New York State has leased the 600-bed Brooklyn Center for Rehabilitation and Health Care from Centers Health Care, a Bronx, N.Y.-based owner-operator of post-acute and long-term care facilities.
The Commercial Observer initially reported the news, with a spokesperson for Centers confirming the arrangement to SNN Tuesday.
“Centers Health Care and the ONE70 Group, a construction company that provides building services to Centers Health Care facilities, are helping New York State during this time of a national emergency by offering the new Brooklyn Center site on Buffalo Avenue to local Brooklyn hospitals as an overflow due to the outbreak of the COVID-19 pandemic,” Centers director of corporate communications Jeffrey Jacomowitz said. “Both companies are available to help in any way they can for the people of Brooklyn, New York City, and the state of New York during this crisis.”

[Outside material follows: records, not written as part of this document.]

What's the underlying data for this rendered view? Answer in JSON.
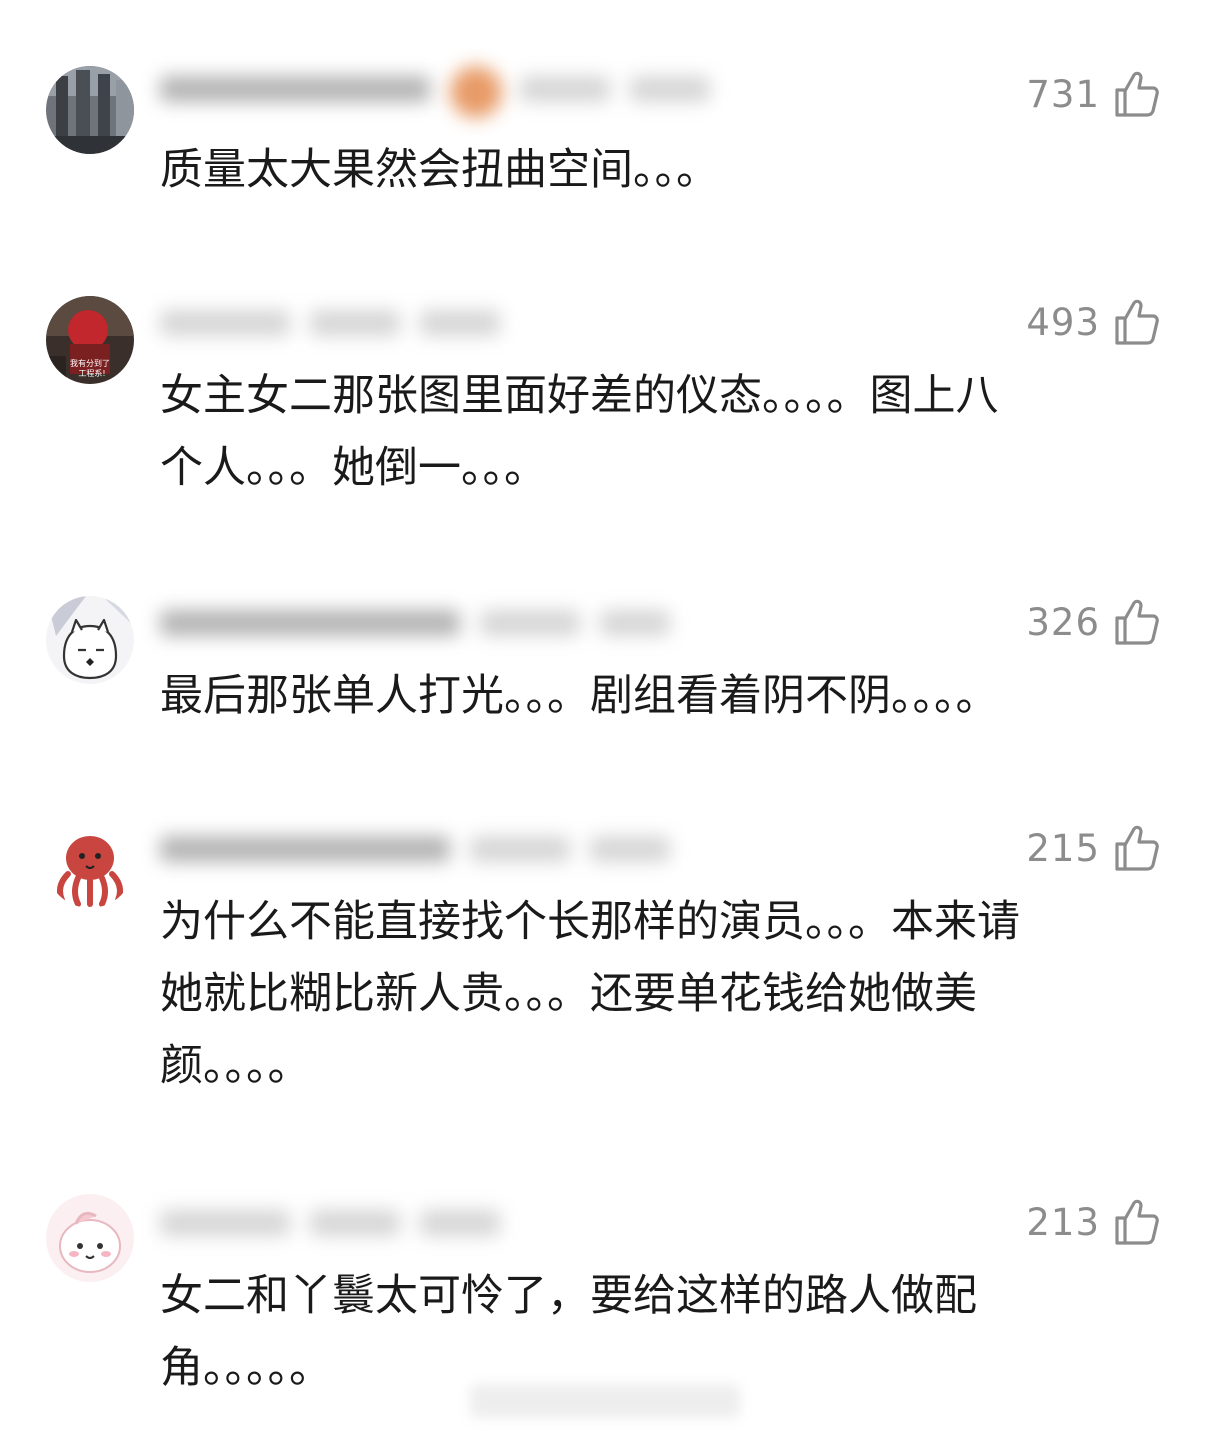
{
  "comments": [
    {
      "likes": "731",
      "text": "质量太大果然会扭曲空间。。。"
    },
    {
      "likes": "493",
      "text": "女主女二那张图里面好差的仪态。。。。图上八\n个人。。。她倒一。。。",
      "avatar_caption_1": "我有分到了",
      "avatar_caption_2": "工程系!"
    },
    {
      "likes": "326",
      "text": "最后那张单人打光。。。剧组看着阴不阴。。。。"
    },
    {
      "likes": "215",
      "text": "为什么不能直接找个长那样的演员。。。本来请\n她就比糊比新人贵。。。还要单花钱给她做美\n颜。。。。"
    },
    {
      "likes": "213",
      "text": "女二和丫鬟太可怜了，要给这样的路人做配\n角。。。。。"
    }
  ],
  "colors": {
    "text": "#1a1a1a",
    "like_count": "#8c8c8c",
    "background": "#ffffff"
  },
  "icons": {
    "like": "thumbs-up-outline-icon"
  }
}
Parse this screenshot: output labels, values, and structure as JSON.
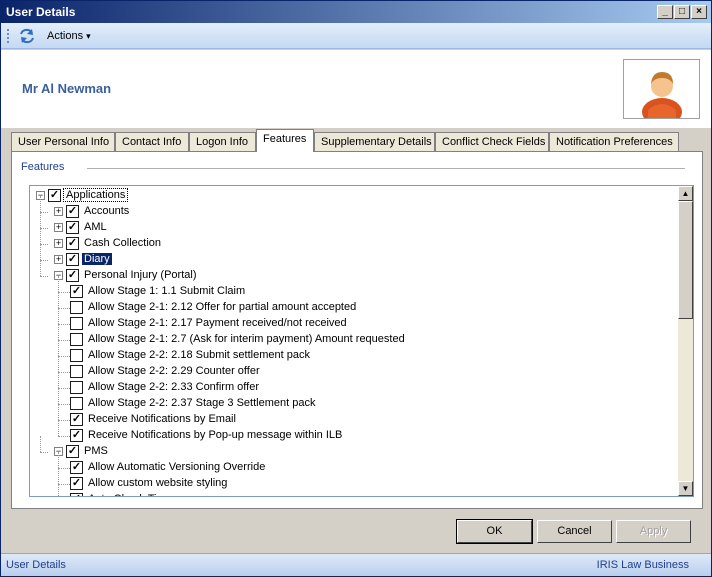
{
  "window": {
    "title": "User Details"
  },
  "toolbar": {
    "actions_label": "Actions",
    "actions_caret": "▾"
  },
  "header": {
    "user_name": "Mr Al Newman"
  },
  "tabs": [
    {
      "label": "User Personal Info",
      "active": false
    },
    {
      "label": "Contact Info",
      "active": false
    },
    {
      "label": "Logon Info",
      "active": false
    },
    {
      "label": "Features",
      "active": true
    },
    {
      "label": "Supplementary Details",
      "active": false
    },
    {
      "label": "Conflict Check Fields",
      "active": false
    },
    {
      "label": "Notification Preferences",
      "active": false
    }
  ],
  "features": {
    "group_label": "Features",
    "tree": [
      {
        "label": "Applications",
        "level": 0,
        "expander": "−",
        "checked": true,
        "focus": true
      },
      {
        "label": "Accounts",
        "level": 1,
        "expander": "+",
        "checked": true
      },
      {
        "label": "AML",
        "level": 1,
        "expander": "+",
        "checked": true
      },
      {
        "label": "Cash Collection",
        "level": 1,
        "expander": "+",
        "checked": true
      },
      {
        "label": "Diary",
        "level": 1,
        "expander": "+",
        "checked": true,
        "selected": true
      },
      {
        "label": "Personal Injury (Portal)",
        "level": 1,
        "expander": "−",
        "checked": true
      },
      {
        "label": "Allow Stage 1: 1.1 Submit Claim",
        "level": 2,
        "checked": true
      },
      {
        "label": "Allow Stage 2-1: 2.12 Offer for partial amount accepted",
        "level": 2,
        "checked": false
      },
      {
        "label": "Allow Stage 2-1: 2.17 Payment received/not received",
        "level": 2,
        "checked": false
      },
      {
        "label": "Allow Stage 2-1: 2.7 (Ask for interim payment) Amount requested",
        "level": 2,
        "checked": false
      },
      {
        "label": "Allow Stage 2-2: 2.18 Submit settlement pack",
        "level": 2,
        "checked": false
      },
      {
        "label": "Allow Stage 2-2: 2.29 Counter offer",
        "level": 2,
        "checked": false
      },
      {
        "label": "Allow Stage 2-2: 2.33 Confirm offer",
        "level": 2,
        "checked": false
      },
      {
        "label": "Allow Stage 2-2: 2.37 Stage 3 Settlement pack",
        "level": 2,
        "checked": false
      },
      {
        "label": "Receive Notifications by Email",
        "level": 2,
        "checked": true
      },
      {
        "label": "Receive Notifications by Pop-up message within ILB",
        "level": 2,
        "checked": true
      },
      {
        "label": "PMS",
        "level": 1,
        "expander": "−",
        "checked": true
      },
      {
        "label": "Allow Automatic Versioning Override",
        "level": 2,
        "checked": true
      },
      {
        "label": "Allow custom website styling",
        "level": 2,
        "checked": true
      },
      {
        "label": "Auto Check Time",
        "level": 2,
        "checked": true
      }
    ]
  },
  "buttons": {
    "ok": "OK",
    "cancel": "Cancel",
    "apply": "Apply"
  },
  "statusbar": {
    "left": "User Details",
    "right": "IRIS Law Business"
  },
  "colors": {
    "title_start": "#0a246a",
    "accent": "#3b5f9e",
    "selection": "#0a246a"
  },
  "icons": {
    "refresh": "refresh-icon",
    "avatar": "user-avatar-icon"
  }
}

Amid the ongoing coronavirus pandemic, the availability of hospital beds has been a top concern of both providers and policymakers. The Centers for Medicare & Medicaid Services (CMS), for instance, has waived the three-day hospital stay requirement for Medicare skilled nursing coverage, with the stated goal of freeing up space at acute-care centers by sending non-COVID-19 patients directly to post-acute properties.
“Our actions allow hospitals to reserve beds for the most severely ill patients by discharging those who are less severely ill to skilled nursing facilities,” Seema Verma said earlier this month.
New York Gov. Andrew Cuomo has been at the forefront of the charge to repurpose existing infrastructure to help accommodate the predicted spike in COVID-19 cases at the Empire State’s hospitals.
The state had more than 25,000 confirmed cases and 157 deaths as of Tuesday morning, according to a running tally in the New York Times. That represents almost 7% of total reported cases around the globe, the Times reported.
The Centers news came on the same day that Cuomo touted the construction of 1,000 hospital beds at the Jacob K. Javits Convention Center, a major Manhattan conference destination — with plans to potentially add 1,000 more sub-acute units to the sprawling, 1.8 million-square-foot facility.
The Army Corps of Engineers will also convert dormitories at the State University of New York’s Old Westbury and Stony Brook campuses — along with the Westchester County Center basketball arena in White Plains — into temporary hospitals, the Commercial Observer reported.
“We’re trying to reduce the rate of the spread of the virus, but at the same time, we have to get that hospital capacity up,” Cuomo said during a press conference at the Javits Center.
The reuse of the Centers property as a hospital brings the Brooklyn Center for Rehabilitation and Health Care project full circle. The owner-operator initially bought the facility, formerly St. Mary’s Hospital, for $19.5 million in 2014, but a series of permitting issues delayed the planned conversion into a skilled nursing facility.
The initial plan was for the former hospital, located in Brooklyn’s Crown Heights neighborhood, to replace Centers’ existing Brooklyn Center facility on Coney Island Avenue in Midwood.
The project, funded by an $80 million construction loan, reached completion last December, according to a report in the Brownstoner — though the facility had not yet begun accepting residents, Jacomowitz said. Centers continues to operate the Coney Island Avenue location as normal.
The lack of existing residents is a key factor as more state and municipal governments look to potentially take over nursing homes as hospital overflow units. Due to the extreme frailty of the typical post-acute and long-term care resident, admitting a single COVID-19 case to an active nursing facility could have dire consequences.
“I cannot overemphasize the importance of the fact that one COVID-positive patient can significantly harm many, many patients in nursing homes — and actually pretty much bring the whole building down,” Dr. Arif Nazir, chief medical officer for nursing home operator Signature HealthCARE, told SNN late last week.